Monday, Aquino ordered the suspension of pork barrel funds until investigation of the scam is completed. Lawmakers who were reluctant to undertake an investigation on the fund are now willing to conduct an inquiry although many doubt if they would do an honest-to-goodness investigation of an irregularity involving them.
Even the Aquino administration allied party-list, Akbayan, finally issued a statement Monday calling for the abolition of the PDAF.
Roxas, the head of the Liberal Party, also pledged that party members found guilty of misusing their PDAFs will be sanctioned.
Nothing of these actions indicate genuine and lasting solutions against the evils of corruption and patronage politics. They are just to buy time.
Many are asking the origin of the term “pork barrel.”
Former Senator Panfilo M.Lacson mentioned the history of the phrase in a speech on March 11, 2003 explaining why he was not availing of his PDAF:
“It should not matter anymore under what name the system sounds. Be it the Countrywide Development Fund, or the Congressional Initiative Allocation, or the Priority Development Assistance Fund. It is, and will remain to be a fund of compulsive corruption.
“The name itself traces its origin to the pre-civil war days in the United States when, in periodic fits of generosity, white masters would give their black slaves salted pork in barrels. More often than not, the eagerness of the slaves would result in ugly shoving and rushing to grab more pork than the others. The more pork one could grab for himself, the more triumphant he would appear than the others who were meek and reluctant.
“We may not realize it, but the Filipino people would sometimes see us behave like slaves rushing to the pork barrel. A critic has a worse description – that of swines rushing to get more slabs than they can consume.”
In the midst of the destruction wrought by “Maring” a friend wondered, , “Saan kaya si Janet Napoles?”

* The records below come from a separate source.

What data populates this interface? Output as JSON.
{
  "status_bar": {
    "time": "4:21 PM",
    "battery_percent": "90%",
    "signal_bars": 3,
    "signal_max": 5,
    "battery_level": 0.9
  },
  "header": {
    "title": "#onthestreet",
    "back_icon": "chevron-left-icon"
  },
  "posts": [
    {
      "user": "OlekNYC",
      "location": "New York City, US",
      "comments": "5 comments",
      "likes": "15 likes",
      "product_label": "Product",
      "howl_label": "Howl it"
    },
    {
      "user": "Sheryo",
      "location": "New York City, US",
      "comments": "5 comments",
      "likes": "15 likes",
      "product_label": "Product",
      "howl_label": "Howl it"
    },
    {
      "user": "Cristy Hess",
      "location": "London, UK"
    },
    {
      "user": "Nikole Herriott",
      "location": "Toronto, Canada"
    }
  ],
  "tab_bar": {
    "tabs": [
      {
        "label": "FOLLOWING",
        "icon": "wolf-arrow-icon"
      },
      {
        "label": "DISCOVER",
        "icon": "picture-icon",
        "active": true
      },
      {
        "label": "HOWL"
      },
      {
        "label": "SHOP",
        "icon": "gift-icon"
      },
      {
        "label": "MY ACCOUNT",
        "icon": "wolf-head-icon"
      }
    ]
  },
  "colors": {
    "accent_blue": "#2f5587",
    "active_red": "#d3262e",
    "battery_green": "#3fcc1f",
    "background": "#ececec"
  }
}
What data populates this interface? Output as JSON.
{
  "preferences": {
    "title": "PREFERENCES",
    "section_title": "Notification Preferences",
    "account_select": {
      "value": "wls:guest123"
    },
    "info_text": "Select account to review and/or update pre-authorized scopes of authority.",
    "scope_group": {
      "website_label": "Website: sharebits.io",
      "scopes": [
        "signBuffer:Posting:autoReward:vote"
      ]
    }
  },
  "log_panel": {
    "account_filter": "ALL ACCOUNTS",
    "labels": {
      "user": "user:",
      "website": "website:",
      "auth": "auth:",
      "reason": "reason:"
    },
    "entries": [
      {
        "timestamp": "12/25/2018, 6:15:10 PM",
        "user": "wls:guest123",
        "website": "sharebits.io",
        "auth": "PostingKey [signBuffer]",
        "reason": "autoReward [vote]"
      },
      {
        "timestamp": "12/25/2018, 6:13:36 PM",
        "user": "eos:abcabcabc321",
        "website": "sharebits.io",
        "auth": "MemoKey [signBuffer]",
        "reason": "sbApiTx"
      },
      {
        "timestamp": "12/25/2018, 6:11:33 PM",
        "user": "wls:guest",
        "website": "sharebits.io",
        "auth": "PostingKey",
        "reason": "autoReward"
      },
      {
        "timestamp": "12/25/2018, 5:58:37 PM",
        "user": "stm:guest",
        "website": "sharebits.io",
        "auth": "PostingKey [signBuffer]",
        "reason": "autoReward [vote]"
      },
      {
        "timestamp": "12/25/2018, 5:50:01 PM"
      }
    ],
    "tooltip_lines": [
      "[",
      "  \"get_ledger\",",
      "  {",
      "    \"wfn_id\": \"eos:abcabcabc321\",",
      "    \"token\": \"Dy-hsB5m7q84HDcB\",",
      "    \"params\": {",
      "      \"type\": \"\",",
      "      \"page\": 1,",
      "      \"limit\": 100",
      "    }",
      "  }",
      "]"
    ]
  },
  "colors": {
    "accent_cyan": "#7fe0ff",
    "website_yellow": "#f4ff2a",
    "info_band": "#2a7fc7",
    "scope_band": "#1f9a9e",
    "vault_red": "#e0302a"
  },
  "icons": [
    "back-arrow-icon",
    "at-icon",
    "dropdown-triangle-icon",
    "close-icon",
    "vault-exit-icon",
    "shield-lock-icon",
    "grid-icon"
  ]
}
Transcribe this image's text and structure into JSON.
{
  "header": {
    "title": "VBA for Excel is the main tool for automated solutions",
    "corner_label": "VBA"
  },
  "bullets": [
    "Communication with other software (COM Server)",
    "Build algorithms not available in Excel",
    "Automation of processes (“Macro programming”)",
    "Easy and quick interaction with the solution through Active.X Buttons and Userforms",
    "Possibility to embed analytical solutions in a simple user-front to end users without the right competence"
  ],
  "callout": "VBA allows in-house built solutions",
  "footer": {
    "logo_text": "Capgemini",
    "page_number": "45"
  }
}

Then added: “Sana nalunod siya.”
I said that was an unchristian thought. He replied, ““Nalunod sa pera ang ibig ko sabihin.”